Work instruction: Please reproduce the data exactly and omit the pictures.

Study material:
[Start of section]

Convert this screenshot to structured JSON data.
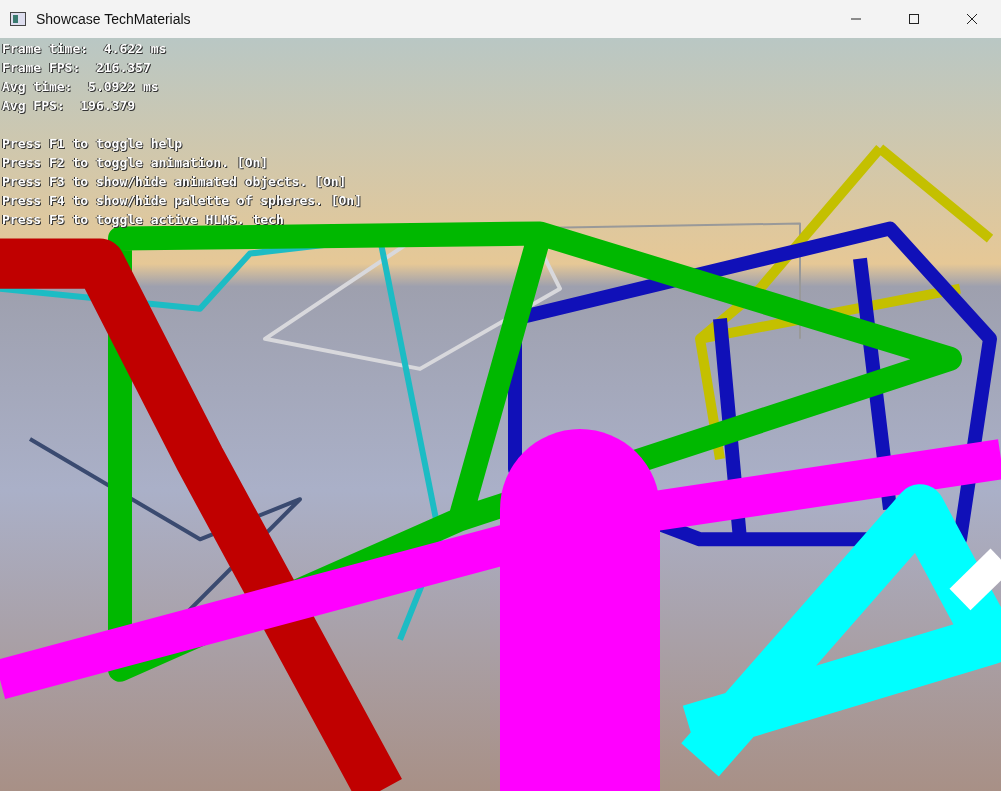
{
  "window": {
    "title": "Showcase TechMaterials"
  },
  "stats": [
    "Frame time:  4.622 ms",
    "Frame FPS:  216.357",
    "Avg time:  5.0922 ms",
    "Avg FPS:  196.379"
  ],
  "help": [
    "Press F1 to toggle help",
    "Press F2 to toggle animation. [On]",
    "Press F3 to show/hide animated objects. [On]",
    "Press F4 to show/hide palette of spheres. [On]",
    "Press F5 to toggle active HLMS. tech"
  ]
}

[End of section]

Result of the task:
Convert this screenshot to structured JSON data.
{
  "window": {
    "title": "Showcase TechMaterials"
  },
  "stats": [
    "Frame time:  4.622 ms",
    "Frame FPS:  216.357",
    "Avg time:  5.0922 ms",
    "Avg FPS:  196.379"
  ],
  "help": [
    "Press F1 to toggle help",
    "Press F2 to toggle animation. [On]",
    "Press F3 to show/hide animated objects. [On]",
    "Press F4 to show/hide palette of spheres. [On]",
    "Press F5 to toggle active HLMS. tech"
  ]
}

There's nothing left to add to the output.